Construction of a chromosome-scale long-read reference genome assembly for potato

Gina M Pham, John P Hamilton, Joshua C Wood, Joseph T Burke, Hainan Zhao, Brieanne Vaillancourt, Shujun Ou, Jiming Jiang, C Robin Buell
2020 GigaScience  
Worldwide, the cultivated potato, Solanum tuberosum L., is the No. 1 vegetable crop and a critical food security crop. The genome sequence of DM1-3 516 R44, a doubled monoploid clone of S. tuberosum Group Phureja, was published in 2011 using a whole-genome shotgun sequencing approach with short-read sequence data. Current advanced sequencing technologies now permit generation of near-complete, high-quality chromosome-scale genome assemblies at minimal cost. Here, we present an updated version
more » ... the DM1-3 516 R44 genome sequence (v6.1) using Oxford Nanopore Technologies long reads coupled with proximity-by-ligation scaffolding (Hi-C), yielding a chromosome-scale assembly. The new (v6.1) assembly represents 741.6 Mb of sequence (87.8%) of the estimated 844 Mb genome, of which 741.5 Mb is non-gapped with 731.2 Mb anchored to the 12 chromosomes. Use of Oxford Nanopore Technologies full-length complementary DNA sequencing enabled annotation of 32,917 high-confidence protein-coding genes encoding 44,851 gene models that had a significantly improved representation of conserved orthologs compared with the previous annotation. The new assembly has improved contiguity with a 595-fold increase in N50 contig size, 99% reduction in the number of contigs, a 44-fold increase in N50 scaffold size, and an LTR Assembly Index score of 13.56, placing it in the category of reference genome quality. The improved assembly also permitted annotation of the centromeres via alignment to sequencing reads derived from CENH3 nucleosomes. Access to advanced sequencing technologies and improved software permitted generation of a high-quality, long-read, chromosome-scale assembly and improved annotation dataset for the reference genotype of potato that will facilitate research aimed at improving agronomic traits and understanding genome evolution.

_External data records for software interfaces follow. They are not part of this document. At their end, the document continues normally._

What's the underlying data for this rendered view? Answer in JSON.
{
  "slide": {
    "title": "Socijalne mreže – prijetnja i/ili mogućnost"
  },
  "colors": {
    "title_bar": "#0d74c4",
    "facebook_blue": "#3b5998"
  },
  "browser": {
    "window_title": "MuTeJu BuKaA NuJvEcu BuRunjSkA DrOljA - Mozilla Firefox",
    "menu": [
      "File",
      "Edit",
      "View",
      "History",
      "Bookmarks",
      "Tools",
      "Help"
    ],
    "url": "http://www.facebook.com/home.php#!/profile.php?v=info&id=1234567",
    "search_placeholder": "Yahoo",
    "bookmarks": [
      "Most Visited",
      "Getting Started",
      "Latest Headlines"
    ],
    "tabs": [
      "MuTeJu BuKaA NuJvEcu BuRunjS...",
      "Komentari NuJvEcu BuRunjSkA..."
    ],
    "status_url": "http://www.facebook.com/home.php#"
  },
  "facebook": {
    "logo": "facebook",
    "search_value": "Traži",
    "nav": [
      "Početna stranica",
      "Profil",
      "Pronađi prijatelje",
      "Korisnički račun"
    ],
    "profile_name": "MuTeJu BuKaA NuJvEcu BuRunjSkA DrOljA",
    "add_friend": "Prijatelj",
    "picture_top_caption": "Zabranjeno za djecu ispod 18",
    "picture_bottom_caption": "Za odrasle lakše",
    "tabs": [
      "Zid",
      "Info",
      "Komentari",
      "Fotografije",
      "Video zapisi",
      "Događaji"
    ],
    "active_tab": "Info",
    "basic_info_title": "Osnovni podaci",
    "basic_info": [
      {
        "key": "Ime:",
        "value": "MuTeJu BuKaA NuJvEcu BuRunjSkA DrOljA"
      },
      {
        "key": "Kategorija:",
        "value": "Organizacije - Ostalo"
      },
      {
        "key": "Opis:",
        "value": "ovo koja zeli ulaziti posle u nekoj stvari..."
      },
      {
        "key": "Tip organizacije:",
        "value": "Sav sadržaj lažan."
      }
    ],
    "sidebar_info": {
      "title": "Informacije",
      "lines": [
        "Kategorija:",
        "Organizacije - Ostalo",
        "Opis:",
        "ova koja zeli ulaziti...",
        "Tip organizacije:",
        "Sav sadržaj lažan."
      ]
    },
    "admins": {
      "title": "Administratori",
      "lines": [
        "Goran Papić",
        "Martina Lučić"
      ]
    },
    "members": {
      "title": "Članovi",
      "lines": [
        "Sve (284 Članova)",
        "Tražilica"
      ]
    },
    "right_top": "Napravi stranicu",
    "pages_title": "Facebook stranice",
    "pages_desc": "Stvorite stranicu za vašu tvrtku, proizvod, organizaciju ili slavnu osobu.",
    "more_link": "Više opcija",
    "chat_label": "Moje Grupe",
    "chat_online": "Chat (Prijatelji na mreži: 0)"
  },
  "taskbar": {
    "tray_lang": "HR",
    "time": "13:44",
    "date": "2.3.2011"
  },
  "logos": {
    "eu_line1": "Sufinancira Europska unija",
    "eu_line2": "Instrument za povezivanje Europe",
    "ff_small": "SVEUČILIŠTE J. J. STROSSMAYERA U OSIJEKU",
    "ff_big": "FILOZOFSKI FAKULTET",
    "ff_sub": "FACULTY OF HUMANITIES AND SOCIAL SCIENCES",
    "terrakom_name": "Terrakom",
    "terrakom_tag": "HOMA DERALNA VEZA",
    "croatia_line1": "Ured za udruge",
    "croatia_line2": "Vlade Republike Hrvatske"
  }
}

doi:10.1093/gigascience/giaa100 pmid:32964225 pmcid:PMC7509475 fatcat:ddj7gq54izclfi2nhk27z7ccv4